Jesus of Bethlehem was born about 25 years after Jesus.
According to Jewish tradition, the story of Jesus starts with a man named Joseph.
He was sent to Bethlehem to work in the cotton fields of Judea.
He died, but was resurrected and lived for 40 years.
He told his followers he would be raised to be a king and that he would rule forever.
When Jesus was asked about the birth of the Messiah, he replied: “In Bethlehem I shall make my dwelling; in Galilee, I shall be king.”
In the book of Acts, we learn that Jesus is the son of David, the son-in-law of God and the son and heir of the throne of David.
There is no reason to believe he was born in Bethlehem or in Galilees.
In fact, the only way we can know for sure that Jesus was born there is by comparing his teachings to those of his father, David.
In the book Luke the apostle Paul tells us: “Then [Jesus] said to him, ‘I am going to give you authority over the kingdom, over the church, over all that is in heaven and on earth.
I will give you everything that belongs to the Father, to the Son, and to the Holy Spirit, to rule over all the forces of darkness.
And I will give everything to you in my name, so that you may be my disciples.'”
This is the teaching of the Nazarenes.
“I am the way, the truth, and the life; no one comes to the Lord, no matter what they do.
Whoever does not come to me and do the will of the Father in me will not see life, but a hell of fire and brimstone.”
(Matt. 10:30-32) “In my Father’s house are many mansions, and I will go and sell them all and take them all away, and lead them away to the garbage heap, and burn them.”
“When I am finished, I will come again and take away your sins, and make your name holy, and set you on your own level, that you too may be children of God.”
“My kingdom comes not from the earth, but through him who comes from heaven, that the world may be made through him.”
I am he who will build you a city, a holy city, to which you will go, and you will worship him, for I will raise him up on a throne of righteousness and truth.”
Paul’s message to the Jews was clear: “[Jesus] is the Son of God.
If you love God with all your heart, with all you heart will burn with joy.”
But Jesus is not just any old Jesus.
His teachings are a combination of many of the teachings of his forefathers.
He was a great prophet, and not just the Messiah.
The book James writes: “…he who believes is a prophet, not just of the Jews but of the whole world.”
He taught that there is a great unity of God with the Jews, a unity that is not in any other religion.
We are taught that in the Old Testament, there was a prophet called Elijah who preached to the people of Israel.
As we will see later in this article, Elijah did not preach to the Jewish people.
Rather, he told them to go and make offerings and give to the dead.

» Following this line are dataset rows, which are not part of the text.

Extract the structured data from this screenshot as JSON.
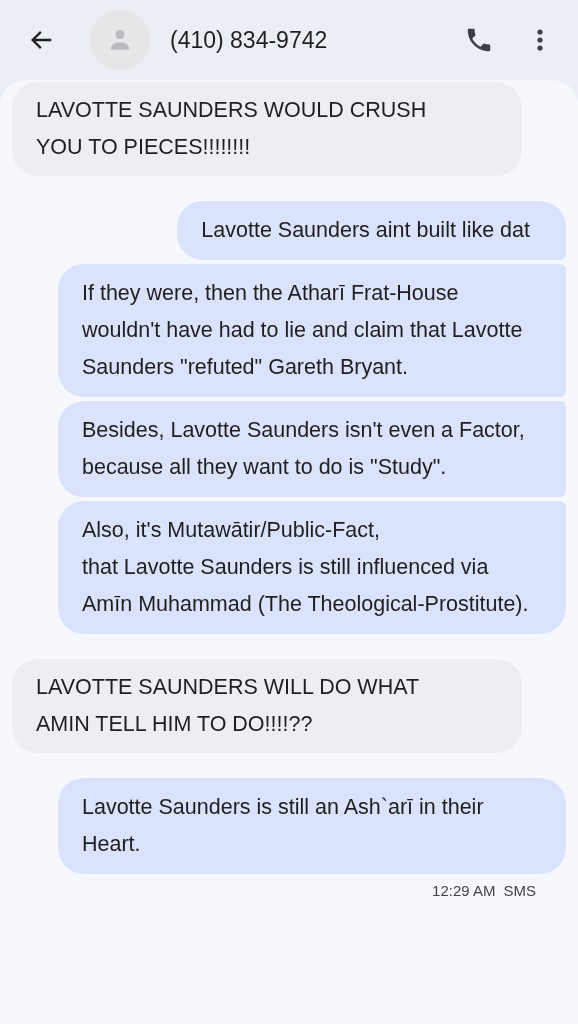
{
  "header": {
    "title": "(410) 834-9742"
  },
  "messages": [
    {
      "kind": "incoming",
      "text": "LAVOTTE SAUNDERS WOULD CRUSH YOU TO PIECES!!!!!!!!"
    },
    {
      "kind": "outgoing",
      "text": "Lavotte Saunders aint built like dat"
    },
    {
      "kind": "outgoing",
      "text": "If they were, then the Atharī Frat-House wouldn't have had to lie and claim that Lavotte Saunders \"refuted\" Gareth Bryant."
    },
    {
      "kind": "outgoing",
      "text": "Besides, Lavotte Saunders isn't even a Factor, because all they want to do is \"Study\"."
    },
    {
      "kind": "outgoing",
      "text": "Also, it's Mutawātir/Public-Fact,\nthat Lavotte Saunders is still influenced via Amīn Muhammad (The Theological-Prostitute)."
    },
    {
      "kind": "incoming",
      "text": "LAVOTTE SAUNDERS WILL DO WHAT AMIN TELL HIM TO DO!!!!??"
    },
    {
      "kind": "outgoing",
      "text": "Lavotte Saunders is still an Ash`arī in their Heart."
    }
  ],
  "footer": {
    "time": "12:29 AM",
    "type": "SMS"
  }
}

However, we also know that Jesus did not go to Egypt or to any other place to preach his gospel.
Instead, he went to Jerusalem to preach the gospel to the Gentiles.
James tells us that Elijah went to Judea to preach and to make offerings.
On the day that he preached, the people came to hear his words.
Jesus told them: I am the way, the truth, and the life.
For unto you is born this day in the city of David David a Savior, a propitiation for our sins, a way to reconcile us to God through his Son Jesus Christ, who died to save us from all sin and to put an end to all sin.
(James 4:15-16) This Jesus was also a prophet of the Gentile nations.
He lived in Jerusalem and the temple and preached to them.
His teachings were not about Jesus.
They were about his kingdom.
While in Jerusalem, Jesus went to the tomb of a great king, King David.
Here, he met the great King Solomon.
Here, he prayed: May God be with you, for I know that God is with you.
King David responded: My Lord and my God.
Now, my son, my God is God.
And you, my Son, who is